‘‘No, they are not doing enough at this point. There’s no other way of putting it,’’ Mr Ring said of the Victorian Government’s handling of the issue.

‘‘We went in to the meeting (with Ms Ryan and Mr Walsh) with our major concern being that the system as it currently stands is not working.

‘‘First you have got to understand that there are a series of wild dog zones. The Hume region consists of eight zones.

‘‘The reason the system is not working is there are eight zones with six permanent wild dog controllers working in those eight zones.

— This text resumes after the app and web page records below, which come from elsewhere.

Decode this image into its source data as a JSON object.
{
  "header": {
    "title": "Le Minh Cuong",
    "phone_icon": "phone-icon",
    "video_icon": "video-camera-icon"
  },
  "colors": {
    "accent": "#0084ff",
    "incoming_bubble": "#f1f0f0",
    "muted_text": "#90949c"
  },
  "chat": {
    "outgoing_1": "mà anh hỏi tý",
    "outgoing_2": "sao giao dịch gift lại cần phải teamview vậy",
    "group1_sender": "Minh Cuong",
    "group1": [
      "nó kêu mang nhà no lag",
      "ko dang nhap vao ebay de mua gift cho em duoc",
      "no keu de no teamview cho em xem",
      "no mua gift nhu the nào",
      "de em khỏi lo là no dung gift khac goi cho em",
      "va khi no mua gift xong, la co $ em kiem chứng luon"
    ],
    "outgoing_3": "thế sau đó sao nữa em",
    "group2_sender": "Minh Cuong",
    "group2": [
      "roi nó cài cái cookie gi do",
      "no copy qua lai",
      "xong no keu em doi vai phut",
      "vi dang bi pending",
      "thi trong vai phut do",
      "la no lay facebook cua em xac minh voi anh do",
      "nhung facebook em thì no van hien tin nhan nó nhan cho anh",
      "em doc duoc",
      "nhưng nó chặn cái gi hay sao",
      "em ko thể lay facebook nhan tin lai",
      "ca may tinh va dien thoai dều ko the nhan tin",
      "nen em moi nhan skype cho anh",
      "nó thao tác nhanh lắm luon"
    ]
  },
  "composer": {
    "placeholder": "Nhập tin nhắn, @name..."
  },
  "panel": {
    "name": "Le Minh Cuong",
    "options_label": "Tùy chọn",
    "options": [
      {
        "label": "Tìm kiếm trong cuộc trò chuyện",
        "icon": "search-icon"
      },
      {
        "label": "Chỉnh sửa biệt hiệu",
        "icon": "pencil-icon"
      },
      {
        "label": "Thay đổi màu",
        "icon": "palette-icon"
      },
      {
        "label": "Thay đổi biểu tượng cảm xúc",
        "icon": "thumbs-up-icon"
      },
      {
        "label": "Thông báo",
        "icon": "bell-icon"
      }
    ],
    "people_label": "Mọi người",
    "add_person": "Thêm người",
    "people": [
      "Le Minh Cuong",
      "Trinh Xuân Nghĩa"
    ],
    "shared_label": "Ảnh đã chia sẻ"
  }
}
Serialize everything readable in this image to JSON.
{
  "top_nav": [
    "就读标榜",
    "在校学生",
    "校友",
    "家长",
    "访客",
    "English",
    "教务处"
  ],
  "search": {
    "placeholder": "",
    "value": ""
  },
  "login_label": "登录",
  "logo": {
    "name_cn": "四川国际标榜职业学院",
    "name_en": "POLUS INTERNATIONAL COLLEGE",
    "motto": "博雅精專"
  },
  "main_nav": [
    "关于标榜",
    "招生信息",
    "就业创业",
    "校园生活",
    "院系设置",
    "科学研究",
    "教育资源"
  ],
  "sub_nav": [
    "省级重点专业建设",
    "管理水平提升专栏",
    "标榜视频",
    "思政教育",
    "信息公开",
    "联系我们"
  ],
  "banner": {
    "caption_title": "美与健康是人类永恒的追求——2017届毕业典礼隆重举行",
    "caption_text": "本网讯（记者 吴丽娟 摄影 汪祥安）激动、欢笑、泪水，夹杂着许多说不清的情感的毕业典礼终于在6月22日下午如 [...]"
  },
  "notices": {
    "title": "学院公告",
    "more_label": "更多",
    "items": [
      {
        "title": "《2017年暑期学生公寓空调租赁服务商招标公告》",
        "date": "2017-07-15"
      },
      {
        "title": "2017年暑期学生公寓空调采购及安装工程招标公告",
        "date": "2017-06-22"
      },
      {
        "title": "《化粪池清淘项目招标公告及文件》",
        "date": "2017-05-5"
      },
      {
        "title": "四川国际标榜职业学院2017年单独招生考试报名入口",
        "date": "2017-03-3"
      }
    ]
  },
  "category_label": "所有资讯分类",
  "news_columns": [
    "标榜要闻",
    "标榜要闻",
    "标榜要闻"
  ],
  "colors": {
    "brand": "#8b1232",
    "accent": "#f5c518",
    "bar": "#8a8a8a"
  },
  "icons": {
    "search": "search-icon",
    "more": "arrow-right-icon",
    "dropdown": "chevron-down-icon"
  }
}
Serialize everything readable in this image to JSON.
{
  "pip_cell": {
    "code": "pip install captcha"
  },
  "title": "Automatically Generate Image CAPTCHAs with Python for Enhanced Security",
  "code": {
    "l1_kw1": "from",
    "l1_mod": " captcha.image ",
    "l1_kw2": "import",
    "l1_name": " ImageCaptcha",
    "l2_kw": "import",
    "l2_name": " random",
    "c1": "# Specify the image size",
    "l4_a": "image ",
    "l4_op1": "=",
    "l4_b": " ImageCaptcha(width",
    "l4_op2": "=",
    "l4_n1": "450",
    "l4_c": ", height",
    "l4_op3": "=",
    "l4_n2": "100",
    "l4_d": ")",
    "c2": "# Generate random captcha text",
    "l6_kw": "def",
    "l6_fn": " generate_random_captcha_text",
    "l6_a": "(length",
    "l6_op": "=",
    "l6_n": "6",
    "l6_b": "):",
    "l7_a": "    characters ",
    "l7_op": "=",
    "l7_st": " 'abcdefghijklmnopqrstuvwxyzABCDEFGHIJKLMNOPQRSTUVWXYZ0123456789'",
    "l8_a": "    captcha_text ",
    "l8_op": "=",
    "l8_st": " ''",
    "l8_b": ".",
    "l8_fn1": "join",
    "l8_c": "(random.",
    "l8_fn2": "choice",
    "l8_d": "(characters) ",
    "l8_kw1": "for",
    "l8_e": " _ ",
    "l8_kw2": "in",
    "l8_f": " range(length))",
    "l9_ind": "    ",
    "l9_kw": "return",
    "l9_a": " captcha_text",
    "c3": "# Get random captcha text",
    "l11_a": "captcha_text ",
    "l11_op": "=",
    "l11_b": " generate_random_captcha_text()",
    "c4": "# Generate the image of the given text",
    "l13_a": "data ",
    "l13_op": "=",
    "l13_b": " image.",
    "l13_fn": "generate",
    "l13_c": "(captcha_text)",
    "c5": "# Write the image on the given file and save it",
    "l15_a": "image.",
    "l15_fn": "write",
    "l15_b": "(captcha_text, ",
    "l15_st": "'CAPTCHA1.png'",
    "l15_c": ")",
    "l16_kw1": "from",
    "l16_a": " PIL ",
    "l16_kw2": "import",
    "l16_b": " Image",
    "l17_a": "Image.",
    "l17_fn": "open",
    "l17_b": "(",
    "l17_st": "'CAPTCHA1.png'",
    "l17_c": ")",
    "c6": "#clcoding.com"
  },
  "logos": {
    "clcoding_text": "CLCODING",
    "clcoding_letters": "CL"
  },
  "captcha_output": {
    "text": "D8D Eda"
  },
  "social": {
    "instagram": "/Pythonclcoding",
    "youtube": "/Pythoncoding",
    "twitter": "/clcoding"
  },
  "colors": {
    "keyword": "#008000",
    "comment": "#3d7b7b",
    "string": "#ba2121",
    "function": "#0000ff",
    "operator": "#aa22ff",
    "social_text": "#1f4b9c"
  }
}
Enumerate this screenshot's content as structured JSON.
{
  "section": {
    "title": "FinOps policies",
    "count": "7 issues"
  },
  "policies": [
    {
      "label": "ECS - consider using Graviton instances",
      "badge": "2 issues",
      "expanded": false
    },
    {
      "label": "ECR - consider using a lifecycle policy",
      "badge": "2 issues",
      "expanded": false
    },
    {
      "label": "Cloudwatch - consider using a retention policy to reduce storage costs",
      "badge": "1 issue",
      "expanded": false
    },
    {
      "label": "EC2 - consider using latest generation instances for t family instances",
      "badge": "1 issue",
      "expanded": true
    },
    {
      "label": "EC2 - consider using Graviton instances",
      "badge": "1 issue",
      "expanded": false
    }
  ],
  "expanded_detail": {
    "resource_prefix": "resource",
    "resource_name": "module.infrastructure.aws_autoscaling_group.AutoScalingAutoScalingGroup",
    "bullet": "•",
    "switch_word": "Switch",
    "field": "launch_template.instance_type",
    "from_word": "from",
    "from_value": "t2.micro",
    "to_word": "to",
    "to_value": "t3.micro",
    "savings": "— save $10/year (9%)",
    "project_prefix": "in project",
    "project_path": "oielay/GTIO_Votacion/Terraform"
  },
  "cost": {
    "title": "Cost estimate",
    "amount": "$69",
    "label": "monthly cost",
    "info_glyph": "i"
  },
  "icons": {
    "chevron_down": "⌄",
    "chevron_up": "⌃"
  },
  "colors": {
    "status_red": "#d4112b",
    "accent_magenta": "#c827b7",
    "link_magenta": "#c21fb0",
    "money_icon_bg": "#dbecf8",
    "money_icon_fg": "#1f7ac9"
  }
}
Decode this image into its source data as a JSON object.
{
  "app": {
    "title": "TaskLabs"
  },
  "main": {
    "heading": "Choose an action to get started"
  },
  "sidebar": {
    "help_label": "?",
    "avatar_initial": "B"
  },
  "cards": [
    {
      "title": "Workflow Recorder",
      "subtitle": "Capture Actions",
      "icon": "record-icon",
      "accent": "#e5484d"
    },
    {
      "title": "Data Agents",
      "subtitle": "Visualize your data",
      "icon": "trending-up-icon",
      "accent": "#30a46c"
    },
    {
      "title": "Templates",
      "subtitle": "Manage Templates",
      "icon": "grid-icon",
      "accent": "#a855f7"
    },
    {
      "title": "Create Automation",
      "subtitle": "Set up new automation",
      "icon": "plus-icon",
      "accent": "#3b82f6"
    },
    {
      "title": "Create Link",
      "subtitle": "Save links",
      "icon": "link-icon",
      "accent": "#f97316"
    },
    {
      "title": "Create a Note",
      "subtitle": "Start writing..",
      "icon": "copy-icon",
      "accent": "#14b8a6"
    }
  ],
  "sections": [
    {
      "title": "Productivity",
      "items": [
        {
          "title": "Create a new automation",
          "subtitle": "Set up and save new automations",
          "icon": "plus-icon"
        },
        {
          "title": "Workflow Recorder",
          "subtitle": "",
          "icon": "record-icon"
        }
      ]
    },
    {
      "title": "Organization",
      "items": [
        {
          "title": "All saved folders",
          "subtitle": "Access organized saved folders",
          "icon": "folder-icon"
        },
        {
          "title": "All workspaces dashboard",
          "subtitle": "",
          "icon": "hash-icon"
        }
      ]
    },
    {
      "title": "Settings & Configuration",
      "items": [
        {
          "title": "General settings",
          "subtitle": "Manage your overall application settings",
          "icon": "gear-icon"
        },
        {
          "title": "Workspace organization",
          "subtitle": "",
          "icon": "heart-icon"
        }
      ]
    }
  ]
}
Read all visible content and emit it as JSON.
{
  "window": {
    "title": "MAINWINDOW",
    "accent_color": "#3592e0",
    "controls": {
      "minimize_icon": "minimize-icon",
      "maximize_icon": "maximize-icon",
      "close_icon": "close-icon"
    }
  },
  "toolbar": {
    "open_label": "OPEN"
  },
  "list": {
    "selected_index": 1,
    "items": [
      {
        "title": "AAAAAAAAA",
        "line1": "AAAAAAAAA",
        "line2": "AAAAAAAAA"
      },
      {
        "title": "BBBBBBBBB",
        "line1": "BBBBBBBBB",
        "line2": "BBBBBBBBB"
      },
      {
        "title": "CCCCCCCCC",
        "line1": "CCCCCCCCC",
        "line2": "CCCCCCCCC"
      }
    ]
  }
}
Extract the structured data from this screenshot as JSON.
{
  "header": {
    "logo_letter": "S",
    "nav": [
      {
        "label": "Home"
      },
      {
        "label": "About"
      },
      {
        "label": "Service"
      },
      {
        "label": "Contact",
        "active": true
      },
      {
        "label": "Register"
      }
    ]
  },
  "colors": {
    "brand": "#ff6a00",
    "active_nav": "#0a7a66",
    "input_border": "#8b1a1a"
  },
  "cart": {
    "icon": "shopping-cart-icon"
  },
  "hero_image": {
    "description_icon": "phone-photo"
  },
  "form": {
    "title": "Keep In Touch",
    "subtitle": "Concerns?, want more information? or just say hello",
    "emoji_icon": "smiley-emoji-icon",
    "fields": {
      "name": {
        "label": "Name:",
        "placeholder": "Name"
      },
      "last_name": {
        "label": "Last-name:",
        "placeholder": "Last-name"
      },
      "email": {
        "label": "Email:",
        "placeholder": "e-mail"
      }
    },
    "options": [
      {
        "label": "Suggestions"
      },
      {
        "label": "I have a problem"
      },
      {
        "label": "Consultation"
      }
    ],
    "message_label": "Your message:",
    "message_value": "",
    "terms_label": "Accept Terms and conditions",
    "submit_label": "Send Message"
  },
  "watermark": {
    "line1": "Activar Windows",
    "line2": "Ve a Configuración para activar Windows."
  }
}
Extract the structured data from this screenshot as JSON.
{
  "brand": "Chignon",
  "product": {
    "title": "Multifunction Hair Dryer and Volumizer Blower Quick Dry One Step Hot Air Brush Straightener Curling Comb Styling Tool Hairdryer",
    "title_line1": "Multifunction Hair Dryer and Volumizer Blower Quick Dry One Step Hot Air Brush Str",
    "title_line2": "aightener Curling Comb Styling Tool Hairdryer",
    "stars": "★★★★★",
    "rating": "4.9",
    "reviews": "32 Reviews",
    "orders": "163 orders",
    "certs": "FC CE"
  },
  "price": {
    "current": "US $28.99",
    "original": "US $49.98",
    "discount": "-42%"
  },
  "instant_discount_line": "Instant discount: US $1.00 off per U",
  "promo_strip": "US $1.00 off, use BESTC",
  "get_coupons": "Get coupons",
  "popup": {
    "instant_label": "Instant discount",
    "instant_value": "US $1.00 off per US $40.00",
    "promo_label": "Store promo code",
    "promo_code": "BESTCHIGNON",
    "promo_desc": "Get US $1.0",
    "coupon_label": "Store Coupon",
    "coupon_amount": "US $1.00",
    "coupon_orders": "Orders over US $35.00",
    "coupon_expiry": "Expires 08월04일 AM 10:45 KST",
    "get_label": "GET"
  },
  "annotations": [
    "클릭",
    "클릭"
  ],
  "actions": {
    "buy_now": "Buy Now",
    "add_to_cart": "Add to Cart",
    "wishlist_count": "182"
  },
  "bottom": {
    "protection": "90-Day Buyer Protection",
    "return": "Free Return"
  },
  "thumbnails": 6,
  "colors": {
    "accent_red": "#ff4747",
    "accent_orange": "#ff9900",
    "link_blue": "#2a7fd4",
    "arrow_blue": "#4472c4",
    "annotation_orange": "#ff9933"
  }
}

‘‘What we see as an absolute necessity is there needs to be one permanent wild dog controller in each zone and in bigger zones, like the Ovens, we are asking for two as it was approximately five years ago.’’

Mr Ring said plugging holes was not working.

‘‘If there is an issue in one of the zones without a wild dog controller, a wild dog controller is taken out of his zone to plug a hole and then he is not there if there are issues in his area,’’ he said.

‘‘We can’t fault what they are doing. They just can’t do the job they want to do.

‘‘This is where it is all falling down.’’

Mr Ring said issues had been constant on one particular farm, especially in the past 14 months.

‘‘On one particular property in the last 14 months there have been nine attacks on livestock where 15 have been killed and 18 maimed.

‘‘Over the last couple of years the problem has increased quite dramatically.

‘‘An example of that is on and within 2km to 3km of our property three dogs have been shot and 11 others trapped in the last three months.

‘‘It’s the worst I’ve seen in the 33 years here.’’

Mr Walsh said the discussions were beneficial.

‘‘Hearing from north-east farmers today has reinforced to me the need for increased control as well as input from affected landholders,’’ Mr Walsh said.